Action item >>
Work through the data and say how many lines contain "price". The number alone is the answer.

Web page and app entries:
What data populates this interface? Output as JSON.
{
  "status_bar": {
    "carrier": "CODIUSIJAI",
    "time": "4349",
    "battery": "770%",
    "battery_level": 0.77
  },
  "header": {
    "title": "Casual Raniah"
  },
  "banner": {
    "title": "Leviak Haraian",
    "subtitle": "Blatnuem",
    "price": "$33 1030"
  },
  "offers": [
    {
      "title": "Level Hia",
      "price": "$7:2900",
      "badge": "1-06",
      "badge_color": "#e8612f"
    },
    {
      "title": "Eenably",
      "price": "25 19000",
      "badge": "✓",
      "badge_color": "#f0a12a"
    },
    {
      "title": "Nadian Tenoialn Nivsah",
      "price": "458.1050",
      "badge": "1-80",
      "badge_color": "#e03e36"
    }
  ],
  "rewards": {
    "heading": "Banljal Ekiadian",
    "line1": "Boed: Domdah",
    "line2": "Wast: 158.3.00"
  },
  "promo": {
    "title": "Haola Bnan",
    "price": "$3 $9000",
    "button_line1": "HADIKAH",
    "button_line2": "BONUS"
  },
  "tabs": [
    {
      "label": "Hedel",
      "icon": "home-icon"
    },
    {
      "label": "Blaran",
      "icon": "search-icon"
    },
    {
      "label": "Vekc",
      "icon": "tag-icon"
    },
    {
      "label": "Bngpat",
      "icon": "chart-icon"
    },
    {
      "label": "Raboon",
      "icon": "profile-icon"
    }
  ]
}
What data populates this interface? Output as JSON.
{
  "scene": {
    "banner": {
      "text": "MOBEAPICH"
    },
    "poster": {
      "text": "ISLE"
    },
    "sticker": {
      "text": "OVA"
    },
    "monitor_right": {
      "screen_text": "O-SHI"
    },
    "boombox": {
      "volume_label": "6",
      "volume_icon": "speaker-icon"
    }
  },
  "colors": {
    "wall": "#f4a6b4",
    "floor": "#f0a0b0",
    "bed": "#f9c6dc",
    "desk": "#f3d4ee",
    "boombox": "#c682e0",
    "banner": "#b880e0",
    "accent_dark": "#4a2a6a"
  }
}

Solution below >>
5